Imiquimod as a Possible Treatment for Keratoacanthoma

January 2004 | Volume 3 | Issue 1 | Case Reports | 71 | Copyright © January 2004

Neal Bhatia MD

Imiquimod is an immune-response modifier that has the potential to be useful in many dermatological indications (Table 1). To date, the approved use is for condyloma acuminata; approval for use in treating basal cell carcinoma (BCC) has been filed with the FDA and is expected to be approved in the coming months. In the interim, the expansion of the horizons for this immunomodulator depends on the application of the science and immunology behind the drug to the appropriate disease states.

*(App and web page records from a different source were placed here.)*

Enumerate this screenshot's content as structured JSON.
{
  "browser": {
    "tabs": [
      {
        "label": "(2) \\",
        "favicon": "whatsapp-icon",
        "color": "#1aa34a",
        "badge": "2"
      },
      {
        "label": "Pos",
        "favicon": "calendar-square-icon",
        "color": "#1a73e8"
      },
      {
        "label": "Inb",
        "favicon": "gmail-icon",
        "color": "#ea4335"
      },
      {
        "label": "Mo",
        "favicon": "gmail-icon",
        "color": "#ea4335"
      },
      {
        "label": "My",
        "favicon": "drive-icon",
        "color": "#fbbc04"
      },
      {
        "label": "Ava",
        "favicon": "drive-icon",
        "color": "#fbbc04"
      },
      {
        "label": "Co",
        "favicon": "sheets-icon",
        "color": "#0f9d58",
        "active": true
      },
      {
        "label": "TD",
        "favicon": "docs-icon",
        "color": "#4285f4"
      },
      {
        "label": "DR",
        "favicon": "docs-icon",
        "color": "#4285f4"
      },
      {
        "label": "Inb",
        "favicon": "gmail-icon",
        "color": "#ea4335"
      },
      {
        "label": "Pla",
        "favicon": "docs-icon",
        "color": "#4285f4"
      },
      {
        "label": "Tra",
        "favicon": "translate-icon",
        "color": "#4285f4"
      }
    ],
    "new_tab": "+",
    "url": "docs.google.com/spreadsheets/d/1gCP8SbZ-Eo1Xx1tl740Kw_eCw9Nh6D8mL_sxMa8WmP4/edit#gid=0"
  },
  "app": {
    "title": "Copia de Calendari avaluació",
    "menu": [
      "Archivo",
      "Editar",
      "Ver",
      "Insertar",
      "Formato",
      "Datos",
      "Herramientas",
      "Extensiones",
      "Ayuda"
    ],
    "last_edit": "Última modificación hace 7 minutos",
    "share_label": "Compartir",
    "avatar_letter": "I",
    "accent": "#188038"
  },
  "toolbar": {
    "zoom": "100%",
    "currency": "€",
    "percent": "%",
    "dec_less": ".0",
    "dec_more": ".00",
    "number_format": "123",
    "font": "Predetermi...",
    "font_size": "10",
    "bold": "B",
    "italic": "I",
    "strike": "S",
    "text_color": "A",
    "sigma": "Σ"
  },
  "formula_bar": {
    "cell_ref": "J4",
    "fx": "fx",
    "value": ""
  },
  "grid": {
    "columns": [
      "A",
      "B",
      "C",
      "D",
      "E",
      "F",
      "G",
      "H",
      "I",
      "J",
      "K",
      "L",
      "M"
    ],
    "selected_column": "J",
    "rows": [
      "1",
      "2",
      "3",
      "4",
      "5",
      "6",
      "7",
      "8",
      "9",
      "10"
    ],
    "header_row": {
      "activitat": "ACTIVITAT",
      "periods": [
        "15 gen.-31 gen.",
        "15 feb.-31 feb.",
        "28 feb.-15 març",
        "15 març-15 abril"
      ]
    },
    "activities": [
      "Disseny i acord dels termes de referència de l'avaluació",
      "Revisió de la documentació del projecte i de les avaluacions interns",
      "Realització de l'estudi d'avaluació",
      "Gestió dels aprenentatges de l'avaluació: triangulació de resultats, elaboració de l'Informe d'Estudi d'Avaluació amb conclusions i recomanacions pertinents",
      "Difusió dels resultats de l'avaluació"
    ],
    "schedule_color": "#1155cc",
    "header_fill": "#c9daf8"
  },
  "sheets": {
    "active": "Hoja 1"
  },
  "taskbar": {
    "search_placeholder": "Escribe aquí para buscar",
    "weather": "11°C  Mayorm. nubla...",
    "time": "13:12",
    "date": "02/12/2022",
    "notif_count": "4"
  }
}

Recent investigations have presented explanations on the possible mechanisms behind the anti-tumor activity of imiquimod, more specifically for its use in treating superficial BCC. There are studies currently underway as well as anecdotal data published for its possible use in treating squamous cell carcinoma (SCC), although this is not as widely accepted for off-label use as BCC among many dermatologists. However, many patients who may not be surgical candidates that present with tumors other than BCC have been successfully treated with imiquimod. This is a case of an elderly patient who could not undergo surgery that presented with a large keratoacanthoma and was clear of her tumor after five months using imiquimod 5% cream on a daily basis.